REQUIRED WORK:
Your output should be the complete listing, repeated exactly.

THE RECORDS:
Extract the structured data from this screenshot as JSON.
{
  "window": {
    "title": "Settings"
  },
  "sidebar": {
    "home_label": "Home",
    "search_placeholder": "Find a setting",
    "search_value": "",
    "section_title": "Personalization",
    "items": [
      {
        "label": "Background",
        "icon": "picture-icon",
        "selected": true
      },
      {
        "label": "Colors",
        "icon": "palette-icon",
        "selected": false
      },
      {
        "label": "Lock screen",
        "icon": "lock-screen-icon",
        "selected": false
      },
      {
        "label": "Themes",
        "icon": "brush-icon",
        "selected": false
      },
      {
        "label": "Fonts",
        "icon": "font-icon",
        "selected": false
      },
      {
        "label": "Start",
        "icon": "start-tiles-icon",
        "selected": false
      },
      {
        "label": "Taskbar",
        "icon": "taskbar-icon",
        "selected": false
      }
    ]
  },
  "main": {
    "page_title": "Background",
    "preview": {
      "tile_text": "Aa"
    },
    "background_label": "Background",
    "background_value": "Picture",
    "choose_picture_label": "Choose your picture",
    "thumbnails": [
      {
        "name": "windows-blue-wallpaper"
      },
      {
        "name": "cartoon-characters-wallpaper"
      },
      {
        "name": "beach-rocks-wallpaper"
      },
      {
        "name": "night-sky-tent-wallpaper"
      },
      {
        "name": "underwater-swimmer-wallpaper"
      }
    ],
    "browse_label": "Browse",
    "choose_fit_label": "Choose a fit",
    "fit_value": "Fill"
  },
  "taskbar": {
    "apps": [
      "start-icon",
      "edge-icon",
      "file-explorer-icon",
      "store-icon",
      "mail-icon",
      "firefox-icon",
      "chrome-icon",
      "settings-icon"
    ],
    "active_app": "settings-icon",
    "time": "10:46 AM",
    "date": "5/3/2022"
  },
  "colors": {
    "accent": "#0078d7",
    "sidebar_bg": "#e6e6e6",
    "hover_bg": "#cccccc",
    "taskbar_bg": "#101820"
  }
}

ANSWER TO THIS TASK:
Extract the structured data from this screenshot as JSON.
{
  "window": {
    "title": "Settings"
  },
  "sidebar": {
    "home_label": "Home",
    "search_placeholder": "Find a setting",
    "search_value": "",
    "section_title": "Personalization",
    "items": [
      {
        "label": "Background",
        "icon": "picture-icon",
        "selected": true
      },
      {
        "label": "Colors",
        "icon": "palette-icon",
        "selected": false
      },
      {
        "label": "Lock screen",
        "icon": "lock-screen-icon",
        "selected": false
      },
      {
        "label": "Themes",
        "icon": "brush-icon",
        "selected": false
      },
      {
        "label": "Fonts",
        "icon": "font-icon",
        "selected": false
      },
      {
        "label": "Start",
        "icon": "start-tiles-icon",
        "selected": false
      },
      {
        "label": "Taskbar",
        "icon": "taskbar-icon",
        "selected": false
      }
    ]
  },
  "main": {
    "page_title": "Background",
    "preview": {
      "tile_text": "Aa"
    },
    "background_label": "Background",
    "background_value": "Picture",
    "choose_picture_label": "Choose your picture",
    "thumbnails": [
      {
        "name": "windows-blue-wallpaper"
      },
      {
        "name": "cartoon-characters-wallpaper"
      },
      {
        "name": "beach-rocks-wallpaper"
      },
      {
        "name": "night-sky-tent-wallpaper"
      },
      {
        "name": "underwater-swimmer-wallpaper"
      }
    ],
    "browse_label": "Browse",
    "choose_fit_label": "Choose a fit",
    "fit_value": "Fill"
  },
  "taskbar": {
    "apps": [
      "start-icon",
      "edge-icon",
      "file-explorer-icon",
      "store-icon",
      "mail-icon",
      "firefox-icon",
      "chrome-icon",
      "settings-icon"
    ],
    "active_app": "settings-icon",
    "time": "10:46 AM",
    "date": "5/3/2022"
  },
  "colors": {
    "accent": "#0078d7",
    "sidebar_bg": "#e6e6e6",
    "hover_bg": "#cccccc",
    "taskbar_bg": "#101820"
  }
}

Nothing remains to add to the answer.